## ASSIGNMENT
Leaving the pictures aside, return all of the data below exactly.

## RECORDS FOR THIS EXERCISE
· · · ·
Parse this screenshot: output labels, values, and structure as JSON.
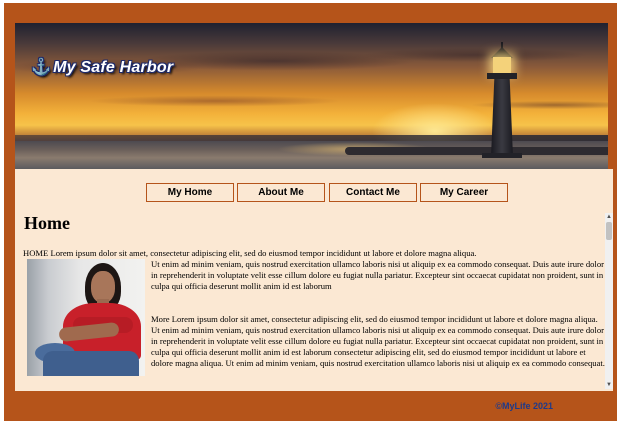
{
  "header": {
    "logo_icon": "anchor-icon",
    "logo_glyph": "⚓",
    "logo_text": "My Safe Harbor"
  },
  "nav": {
    "items": [
      {
        "label": "My Home"
      },
      {
        "label": "About Me"
      },
      {
        "label": "Contact Me"
      },
      {
        "label": "My Career"
      }
    ]
  },
  "main": {
    "title": "Home",
    "intro": "HOME Lorem ipsum dolor sit amet, consectetur adipiscing elit, sed do eiusmod tempor incididunt ut labore et dolore magna aliqua.",
    "paragraph1": "Ut enim ad minim veniam, quis nostrud exercitation ullamco laboris nisi ut aliquip ex ea commodo consequat. Duis aute irure dolor in reprehenderit in voluptate velit esse cillum dolore eu fugiat nulla pariatur. Excepteur sint occaecat cupidatat non proident, sunt in culpa qui officia deserunt mollit anim id est laborum",
    "paragraph2": "More Lorem ipsum dolor sit amet, consectetur adipiscing elit, sed do eiusmod tempor incididunt ut labore et dolore magna aliqua. Ut enim ad minim veniam, quis nostrud exercitation ullamco laboris nisi ut aliquip ex ea commodo consequat. Duis aute irure dolor in reprehenderit in voluptate velit esse cillum dolore eu fugiat nulla pariatur. Excepteur sint occaecat cupidatat non proident, sunt in culpa qui officia deserunt mollit anim id est laborum consectetur adipiscing elit, sed do eiusmod tempor incididunt ut labore et dolore magna aliqua. Ut enim ad minim veniam, quis nostrud exercitation ullamco laboris nisi ut aliquip ex ea commodo consequat."
  },
  "footer": {
    "copyright": "©MyLife 2021"
  },
  "colors": {
    "frame": "#b5541a",
    "content_bg": "#fbe8d3",
    "footer_text": "#1e3a8a"
  }
}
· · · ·
## REPLY TO THE EXERCISE
Parse this screenshot: output labels, values, and structure as JSON.
{
  "header": {
    "logo_icon": "anchor-icon",
    "logo_glyph": "⚓",
    "logo_text": "My Safe Harbor"
  },
  "nav": {
    "items": [
      {
        "label": "My Home"
      },
      {
        "label": "About Me"
      },
      {
        "label": "Contact Me"
      },
      {
        "label": "My Career"
      }
    ]
  },
  "main": {
    "title": "Home",
    "intro": "HOME Lorem ipsum dolor sit amet, consectetur adipiscing elit, sed do eiusmod tempor incididunt ut labore et dolore magna aliqua.",
    "paragraph1": "Ut enim ad minim veniam, quis nostrud exercitation ullamco laboris nisi ut aliquip ex ea commodo consequat. Duis aute irure dolor in reprehenderit in voluptate velit esse cillum dolore eu fugiat nulla pariatur. Excepteur sint occaecat cupidatat non proident, sunt in culpa qui officia deserunt mollit anim id est laborum",
    "paragraph2": "More Lorem ipsum dolor sit amet, consectetur adipiscing elit, sed do eiusmod tempor incididunt ut labore et dolore magna aliqua. Ut enim ad minim veniam, quis nostrud exercitation ullamco laboris nisi ut aliquip ex ea commodo consequat. Duis aute irure dolor in reprehenderit in voluptate velit esse cillum dolore eu fugiat nulla pariatur. Excepteur sint occaecat cupidatat non proident, sunt in culpa qui officia deserunt mollit anim id est laborum consectetur adipiscing elit, sed do eiusmod tempor incididunt ut labore et dolore magna aliqua. Ut enim ad minim veniam, quis nostrud exercitation ullamco laboris nisi ut aliquip ex ea commodo consequat."
  },
  "footer": {
    "copyright": "©MyLife 2021"
  },
  "colors": {
    "frame": "#b5541a",
    "content_bg": "#fbe8d3",
    "footer_text": "#1e3a8a"
  }
}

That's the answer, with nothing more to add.